By far, the most common problem for responding seafarers was communication. Several seafarers mentioned that internet connection is very expensive, while others said there is no internet connection in their cabins and asked for “more affordable means of communication” with their families, such as free Wi-Fi. However, in question “How often do you keep up to date with world and home country news?”, answers reveal that receiving news and communicating onboard scored a very good satisfaction level, of 80.5%.
Meanwhile, although there is a lot of talking regarding one individual’s motivation, by analyzing the question “How often do you feel motivated on board?”, we find that when it comes to seafarers, there is a satisfaction level of 86.1%, as the 64.9% of seafarers answered, “on a daily basis”. This provides a remarkable percentage of more than 88% of motivated seafarers serving onboard.
Also, there were many respondents who touched the issue of recreation onboard, proposing additional entertainment opportunities for better socializing and relaxing, such as satellite TV, gym, or a bigger focus by the owner on team activities, such as games. In this respect, lack of exercise was identified as a key issue in the survey.
Other issues mentioned were discrimination, lack of safe operations, lack of healthcare cards, and the duration of serving time contracts.
‘’To help spread the message across, let’s keep in mind that when we talk about wellbeing, we need to focus on many aspects and that many initiatives can enhance the working environment onboard. What once seafarers’ lives at sea were invisible to those ashore, now it is time to shed light and not leave any arising issues to go undetected. This was the idea of our survey and this should be our industry’s priority.‘’ Mr. Apostolos Belokas, Managing Editor, SAFETY4SEA commented.
Crew satisfaction: Highlights
- Males seem more satisfied than females (83,1% and 75,6%, respectively).
- Filipino seafarers were the most satisfied and Indian seafarers the least satisfied nationality groups.
- 36-45 is the most satisfied and >60 are the least satisfied age groups.
- Officers seem less satisfied from ratings.
- Catering department seemed the most satisfied, followed by engine and deck department.

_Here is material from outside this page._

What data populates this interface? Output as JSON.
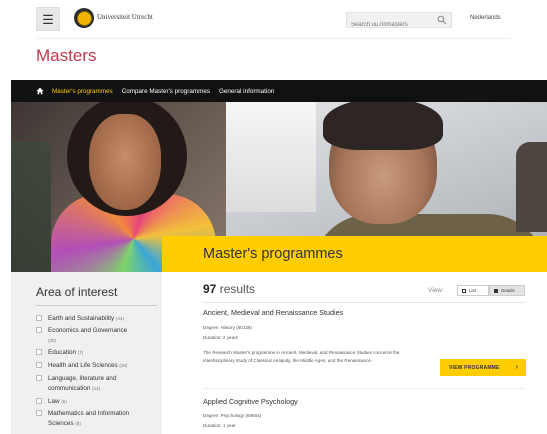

- The most satisfied seafarers serve on gas carriers and least satisfied on containers.
Lessons learned: The way forward
- Wellness onboard is defined by a variety of factors: If we change the demographics, if we have more gas tankers, less bulk carriers, if we have older crews participating or different nationalities the results will change. The results reveal that many critical elements concerning the life onboard are in high satisfactory levels.
- Market trends observed through results: The trends are there and consistent in respect of the ship type, of the nationality, etc.
- Survey results need calibration for several parameters: if you have a survey and you say that 3% were for example female, this percentage of female does not exist. What sort of ship did you survey? Probably gas tankers, because in gas carriers we see maybe one or two females in 20-25 people maybe. That’s a significant percentage.
- Trends were consistent across the study on any given nationality and parameter examined.
In any case, the overall outcome was better than expected, which means the industry’s awareness and efforts for better life onboard have started to show results. However, issues like poor connectivity in today’s constantly connected world and better socializing opportunities for a better life onboard, constitute areas for improvement.
Traditionally, the industry thought of seafarers as only ‘occupational’ human beings, but the current definition of wellness looks at the human being’s holistic nature. While the industry is currently addressing the aspects of wellness onboard responsibly and significant steps have been made so far by many maritime stakeholders, more actions are needed to maintain and enhance the level of satisfaction.